So many people search for excuses not to try hard enough for their own dreams. So many think that we won a lottery or we were just rich to begin with. Well nope. We also didn’t have absolutely amazing jobs that paid thousands. We just had a mindset of people that don’t spend that much. We worked in Amsterdam but decided to live in Volendam because we were not willing to spend double the price to live in the center of it all. We always repaired our clothes rather than bought new ones.
Don’t get me wrong. We went out with friends, had a few drink, went for weekends away and vacation. We love enjoying life but all in moderation. Especially when we decided to leave everything and travel.
Being Polish I know that it all depends on the country where you live. It’s not the same saving up Polish zloty or euros. But it’s still doable if you really want it. And having a EU passport means you can chose where you want to live. Which we often forget.

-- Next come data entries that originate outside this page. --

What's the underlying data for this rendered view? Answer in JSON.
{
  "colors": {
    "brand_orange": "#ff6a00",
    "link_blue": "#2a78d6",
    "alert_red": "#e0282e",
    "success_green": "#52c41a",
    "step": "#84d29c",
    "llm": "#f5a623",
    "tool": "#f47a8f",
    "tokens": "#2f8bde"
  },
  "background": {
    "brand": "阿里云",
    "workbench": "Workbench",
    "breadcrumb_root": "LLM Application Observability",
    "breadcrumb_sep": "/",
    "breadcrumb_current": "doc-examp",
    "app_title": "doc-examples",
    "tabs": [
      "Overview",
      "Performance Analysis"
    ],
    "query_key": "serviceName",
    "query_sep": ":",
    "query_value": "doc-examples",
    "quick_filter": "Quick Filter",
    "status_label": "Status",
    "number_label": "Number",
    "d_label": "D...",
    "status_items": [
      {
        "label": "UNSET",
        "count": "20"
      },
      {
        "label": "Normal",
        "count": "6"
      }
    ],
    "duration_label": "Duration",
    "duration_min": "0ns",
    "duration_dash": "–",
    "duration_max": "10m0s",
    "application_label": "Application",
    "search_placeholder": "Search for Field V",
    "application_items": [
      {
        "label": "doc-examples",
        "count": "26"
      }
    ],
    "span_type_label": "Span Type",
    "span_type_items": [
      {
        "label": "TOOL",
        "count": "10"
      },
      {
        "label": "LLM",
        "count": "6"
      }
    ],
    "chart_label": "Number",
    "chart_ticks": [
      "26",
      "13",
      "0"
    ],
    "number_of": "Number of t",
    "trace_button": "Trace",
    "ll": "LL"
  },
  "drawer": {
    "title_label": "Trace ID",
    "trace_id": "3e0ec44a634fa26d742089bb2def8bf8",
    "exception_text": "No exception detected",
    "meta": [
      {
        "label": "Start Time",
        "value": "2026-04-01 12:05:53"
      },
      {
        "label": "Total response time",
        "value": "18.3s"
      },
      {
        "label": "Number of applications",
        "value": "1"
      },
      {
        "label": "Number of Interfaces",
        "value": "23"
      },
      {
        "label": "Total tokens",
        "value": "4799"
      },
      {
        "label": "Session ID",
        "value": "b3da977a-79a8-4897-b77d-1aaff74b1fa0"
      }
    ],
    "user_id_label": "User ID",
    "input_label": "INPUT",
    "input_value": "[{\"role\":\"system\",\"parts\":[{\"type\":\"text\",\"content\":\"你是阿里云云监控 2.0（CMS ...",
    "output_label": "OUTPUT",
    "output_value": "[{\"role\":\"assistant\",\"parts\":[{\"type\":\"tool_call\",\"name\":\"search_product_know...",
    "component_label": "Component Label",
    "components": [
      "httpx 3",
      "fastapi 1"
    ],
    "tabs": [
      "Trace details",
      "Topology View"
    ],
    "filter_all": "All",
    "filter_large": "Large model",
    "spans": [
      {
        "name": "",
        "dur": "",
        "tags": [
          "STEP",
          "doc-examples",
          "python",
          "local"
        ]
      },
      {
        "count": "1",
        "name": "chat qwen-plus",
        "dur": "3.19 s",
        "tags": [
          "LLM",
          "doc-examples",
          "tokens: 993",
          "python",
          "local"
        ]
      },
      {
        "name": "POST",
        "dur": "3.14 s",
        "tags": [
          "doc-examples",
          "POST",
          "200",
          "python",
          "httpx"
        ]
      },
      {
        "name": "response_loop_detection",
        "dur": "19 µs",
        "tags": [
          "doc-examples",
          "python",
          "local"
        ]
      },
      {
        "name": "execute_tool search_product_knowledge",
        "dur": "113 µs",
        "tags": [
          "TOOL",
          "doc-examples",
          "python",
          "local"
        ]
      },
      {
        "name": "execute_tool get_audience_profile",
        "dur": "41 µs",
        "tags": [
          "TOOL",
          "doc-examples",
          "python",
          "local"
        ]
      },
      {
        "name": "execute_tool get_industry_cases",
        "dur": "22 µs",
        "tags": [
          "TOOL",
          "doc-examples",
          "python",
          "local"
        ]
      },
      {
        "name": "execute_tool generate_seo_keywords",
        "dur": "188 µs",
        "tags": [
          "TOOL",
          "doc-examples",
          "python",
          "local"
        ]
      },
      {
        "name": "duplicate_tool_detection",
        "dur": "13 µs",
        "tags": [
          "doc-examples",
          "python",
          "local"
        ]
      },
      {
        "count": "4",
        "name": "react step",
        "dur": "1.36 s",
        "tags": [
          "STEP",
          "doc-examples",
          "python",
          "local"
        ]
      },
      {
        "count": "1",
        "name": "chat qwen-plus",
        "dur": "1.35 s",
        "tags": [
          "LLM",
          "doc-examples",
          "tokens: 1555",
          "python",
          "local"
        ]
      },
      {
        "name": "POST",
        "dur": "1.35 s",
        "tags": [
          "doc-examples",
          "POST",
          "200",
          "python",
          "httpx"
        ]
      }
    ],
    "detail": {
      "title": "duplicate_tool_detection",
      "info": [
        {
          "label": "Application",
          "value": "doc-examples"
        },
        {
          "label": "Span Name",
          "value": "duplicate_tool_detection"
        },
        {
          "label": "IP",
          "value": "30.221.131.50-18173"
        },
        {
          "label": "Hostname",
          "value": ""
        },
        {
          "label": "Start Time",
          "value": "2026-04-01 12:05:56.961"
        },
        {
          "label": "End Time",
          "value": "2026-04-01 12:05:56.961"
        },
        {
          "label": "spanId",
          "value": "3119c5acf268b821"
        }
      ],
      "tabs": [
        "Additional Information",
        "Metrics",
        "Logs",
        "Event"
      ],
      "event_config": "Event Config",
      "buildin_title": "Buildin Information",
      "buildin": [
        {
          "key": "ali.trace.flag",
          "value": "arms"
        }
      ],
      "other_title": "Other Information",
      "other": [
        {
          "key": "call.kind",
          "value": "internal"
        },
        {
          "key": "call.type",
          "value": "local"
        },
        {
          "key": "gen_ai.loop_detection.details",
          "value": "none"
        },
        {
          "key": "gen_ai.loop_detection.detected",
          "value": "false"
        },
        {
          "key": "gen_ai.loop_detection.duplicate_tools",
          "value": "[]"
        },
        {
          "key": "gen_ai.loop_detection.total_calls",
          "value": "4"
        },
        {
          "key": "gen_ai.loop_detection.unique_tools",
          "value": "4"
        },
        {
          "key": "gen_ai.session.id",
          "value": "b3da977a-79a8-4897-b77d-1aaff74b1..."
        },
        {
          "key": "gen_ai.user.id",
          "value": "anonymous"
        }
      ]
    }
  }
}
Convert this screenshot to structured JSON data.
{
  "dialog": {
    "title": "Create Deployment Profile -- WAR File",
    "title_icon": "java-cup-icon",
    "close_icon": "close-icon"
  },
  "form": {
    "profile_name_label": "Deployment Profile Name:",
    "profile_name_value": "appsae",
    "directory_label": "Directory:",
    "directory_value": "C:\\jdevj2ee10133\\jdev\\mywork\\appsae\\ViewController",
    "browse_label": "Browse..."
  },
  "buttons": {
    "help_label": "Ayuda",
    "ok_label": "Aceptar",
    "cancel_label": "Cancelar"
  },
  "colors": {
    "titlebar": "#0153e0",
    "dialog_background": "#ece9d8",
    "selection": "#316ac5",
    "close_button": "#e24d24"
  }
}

Usually I associate souvenirs with kitsch, plastic gifts made in China and faded postcards of doubtful beauty. Over those two years travelling I’ve rarely been tempted to enter a gift shop less even to buy a single thing. Japan has changed it all. The amount of effort and creativity put in so many little objects here makes them unique and really worth buying. Not to mention the tradition and the beauty that go with them. Below some of gifts that I couldn’t resist, even having in mind that I will have to carry them around. Others I will have to get next time.
Multi-functional piece of cloth- Futoshiki
So simple and traditional and yet so functional. The technique of folding a square cloth around anything has been around for centuries. Previously it was used to carry things and to wrap gifts. The patterns and colors were a way of expressing the purpose of the gift and feelings of the generous person. After World War II part of this beautiful art got pushed out by cheaper and more common plastic and paper. But it hasn’t died just yet. The material can be folded in a really nice bag, actually many different types of bags, only imagination is the limit. That variety of a humble piece of material and the idea of supporting something so fragile pushed me to buy some for myself.